This Is Manila!
The Manila City Hall, with LRT-1 tracks to its right (it runs down along Taft Avenue). The former Philippine Congress (the next white building) has been turned into the National Museum. The golf course on the left is adjacent to the Walled City (Fort Santiago).
A panoramic view of the City of Manila.
I know this is part of Luneta (Rizal Park). The two U.S. colonial-era neo- classical buildings facing each other are the Dep’t of Tourism and the Dep’t of Finance buildings. Does anyone remember the circular area between the two buildings? I see a statue in the picture. According to my Internet searches, that is the statue of Lapu-Lapu. I don’t remember seeing that in our childhood.
There’s the walled city, the Old Intramuros. Lyceum and Letran is located inside the reconstructed walls.
The urban jungle we call, Manila.
Roxas Boulevard in the Luneta area. Roads look nice if painted with lanes which show aesthetics of the city. I didn’t realize until I saw these pictures that Roxas Boulevard is a 4-lane road in each direction.
The building on the left is Manila Hotel.
The Baywalk along Roxas Boulevard at night. Aren’t the lantern lights lovely?
Now this is part of our stomping grounds. That’s Morayta Street (going to FEU), then on to Recto. España Boulevard is to the right.
España connects to Quezon Boulevard.
The right lane side of España Boulevard heads towards Quiapo via Quezon Boulevard. Do you notice the anomaly in the traffic? There is counter flow traffic, that turns left to Morayta, on the same side of the street. I don’t remember it being this way in the mid- to late 1980’s during my visits to Manila from Clark Air Base, Pampanga.

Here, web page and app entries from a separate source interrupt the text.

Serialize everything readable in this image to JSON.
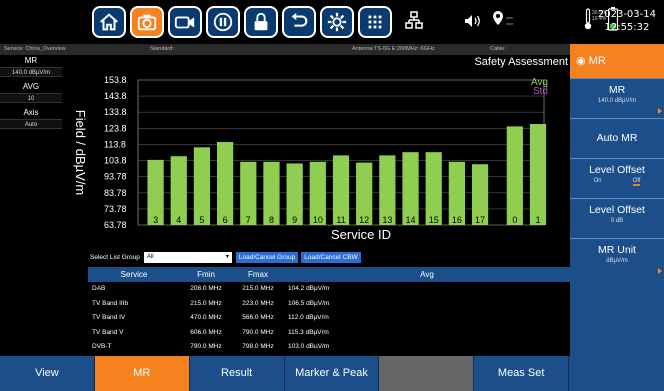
{
  "toolbar": {
    "buttons": [
      {
        "name": "home-icon",
        "active": false
      },
      {
        "name": "camera-icon",
        "active": true
      },
      {
        "name": "video-icon",
        "active": false
      },
      {
        "name": "pause-icon",
        "active": false
      },
      {
        "name": "lock-icon",
        "active": false
      },
      {
        "name": "undo-icon",
        "active": false
      },
      {
        "name": "gear-icon",
        "active": false
      },
      {
        "name": "keypad-icon",
        "active": false
      }
    ],
    "status_icons": [
      "network-icon",
      "volume-icon",
      "location-icon",
      "temperature-icon",
      "battery-icon"
    ],
    "battery_info": [
      "30.5°C",
      "19.4%"
    ],
    "date": "2023-03-14",
    "time": "12:55:32"
  },
  "infobar": {
    "service": "Service: China_Overview",
    "standard": "Standard:",
    "antenna": "Antenna:TS-6G E:200MHz~6GHz",
    "cable": "Cable:"
  },
  "left_panel": {
    "mr_label": "MR",
    "mr_value": "140.0 dBµV/m",
    "avg_label": "AVG",
    "avg_value": "10",
    "axis_label": "Axis",
    "axis_value": "Auto"
  },
  "page_title": "Safety Assessment",
  "chart_data": {
    "type": "bar",
    "ylabel": "Field / dBµV/m",
    "xlabel": "Service ID",
    "ytick_labels": [
      "153.8",
      "143.8",
      "133.8",
      "123.8",
      "113.8",
      "103.8",
      "93.78",
      "83.78",
      "73.78",
      "63.78"
    ],
    "ylim": [
      63.78,
      153.8
    ],
    "categories": [
      "3",
      "4",
      "5",
      "6",
      "7",
      "8",
      "9",
      "10",
      "11",
      "12",
      "13",
      "14",
      "15",
      "16",
      "17",
      "0",
      "1"
    ],
    "series": [
      {
        "name": "Avg",
        "color": "#8fce50",
        "values": [
          104.2,
          106.5,
          112.0,
          115.3,
          103.0,
          103.0,
          102.0,
          103.0,
          107.0,
          102.5,
          107.0,
          109.0,
          109.0,
          103.0,
          101.5,
          125.0,
          126.5
        ]
      }
    ],
    "legend": [
      {
        "label": "Avg",
        "color": "#8fce50"
      },
      {
        "label": "Std",
        "color": "#c050c8"
      }
    ],
    "legend_position": "top-right",
    "grid": true
  },
  "controls": {
    "select_label": "Select List Group",
    "select_value": "All",
    "load_group": "Load/Cancel Group",
    "load_cbw": "Load/Cancel CBW"
  },
  "table": {
    "headers": [
      "Service",
      "Fmin",
      "Fmax",
      "Avg"
    ],
    "rows": [
      [
        "DAB",
        "208.0 MHz",
        "215.0 MHz",
        "104.2 dBµV/m"
      ],
      [
        "TV Band IIIb",
        "215.0 MHz",
        "223.0 MHz",
        "106.5 dBµV/m"
      ],
      [
        "TV Band IV",
        "470.0 MHz",
        "566.0 MHz",
        "112.0 dBµV/m"
      ],
      [
        "TV Band V",
        "606.0 MHz",
        "790.0 MHz",
        "115.3 dBµV/m"
      ],
      [
        "DVB-T",
        "790.0 MHz",
        "798.0 MHz",
        "103.0 dBµV/m"
      ]
    ]
  },
  "right_panel": {
    "header": "MR",
    "buttons": [
      {
        "title": "MR",
        "sub": "140.0 dBµV/m"
      },
      {
        "title": "Auto MR",
        "sub": ""
      },
      {
        "title": "Level Offset",
        "sub_on": "On",
        "sub_off": "Off"
      },
      {
        "title": "Level Offset",
        "sub": "0 dB"
      },
      {
        "title": "MR Unit",
        "sub": "dBµV/m"
      }
    ]
  },
  "bottom_tabs": [
    "View",
    "MR",
    "Result",
    "Marker & Peak",
    "",
    "Meas Set"
  ],
  "colors": {
    "accent": "#f5821f",
    "panel_blue": "#1c4f8a",
    "bar_green": "#8fce50"
  }
}
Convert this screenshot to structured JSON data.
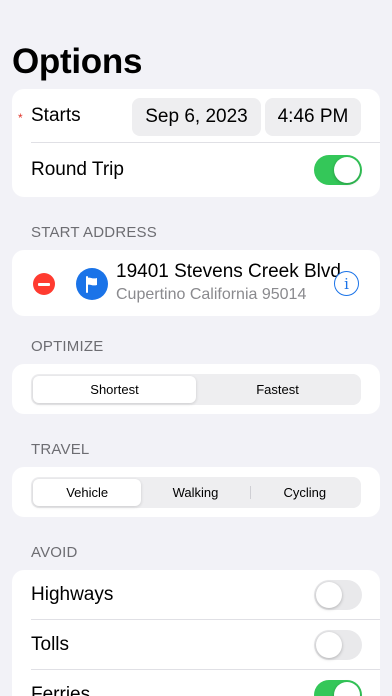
{
  "page": {
    "title": "Options"
  },
  "colors": {
    "accent": "#1a73e8",
    "toggle_on": "#34c759",
    "destructive": "#ff3b30",
    "required": "#e0352b"
  },
  "schedule": {
    "starts_label": "Starts",
    "required_marker": "*",
    "date": "Sep 6, 2023",
    "time": "4:46 PM",
    "round_trip_label": "Round Trip",
    "round_trip_on": true
  },
  "start_address": {
    "header": "START ADDRESS",
    "street": "19401 Stevens Creek Blvd",
    "city": "Cupertino California 95014",
    "remove_icon": "minus-circle-icon",
    "flag_icon": "flag-icon",
    "info_icon": "info-icon"
  },
  "optimize": {
    "header": "OPTIMIZE",
    "options": [
      "Shortest",
      "Fastest"
    ],
    "selected": "Shortest"
  },
  "travel": {
    "header": "TRAVEL",
    "options": [
      "Vehicle",
      "Walking",
      "Cycling"
    ],
    "selected": "Vehicle"
  },
  "avoid": {
    "header": "AVOID",
    "items": [
      {
        "label": "Highways",
        "on": false
      },
      {
        "label": "Tolls",
        "on": false
      },
      {
        "label": "Ferries",
        "on": true
      }
    ]
  }
}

Ang gulo ng traffic, as usual. The road is wide enough for 3-lanes, but lack of traffic rules worsens the traffic problem.
View of España from the north end of Morayta Street - looking towards UST area (and all the way to Quezon City).
View from Recto Ave looking north. Like I’ve said in my previous s, Manila’s road networks were fairly advanced for its time. I remember the 1960’s when this area was being dug to create this thoroughfare.
View from Recto Avenue looking towards Quezon Bridge. I don’t remember the mustard colored building on the right. || Notice a 3- lane road turned into a 4-lane thoroughfare.
With the exception of the LRT-2 track, everything looks about the same on Claro M. Recto. This is towards San Sebastian and San Beda on Mendiola Bridge. Ariel, Nestor, myself and other young lads used to go to the Access building area to rent and read “komiks” (comic magazines).
The Odeon Theater on the corner of Recto and Rizal Avenue is still in business....yehey!
Carriedo Street towards Quiapo. I guess the cops stopped chasing the sidewalk vendors who kept blocking the street. I suppose the city mayor realized that it was a futile exercise. Instead of chasing them, stalls were placed in the middle of the street to accommodate the vendors. Make sense to me!
But this is the Manila I remember – the traffic, the heat, the vehicle smoke emissions, the alikabok. The only way to withstand the inconveniences and hustles of big city living is to travel by air conditioned bus or taxi
The Lacson Underpass in old district of Quiapo, with its many underground- level shops, is still a reminder of the not so distant past when the Philippines was way ahead of its neighbors in 1960’s (next only to Japan). It makes me very angry when I think about how the country blew away such a golden opportunity. But, by golly, the Three Stars Cafe on Claro M. Recto is still in business. Merienda time!
Here’s the kicker. An old photo of a police patrol car on Roxas Boulevard in Child passenger safety was not a concern. It never was nor it is today. Amazing!
The Manila We Know ( pictures of Manila as we, Manileños, remember the City ) TOUR OF MANILA... PRETTY GOOD PICTURES... ENJOY...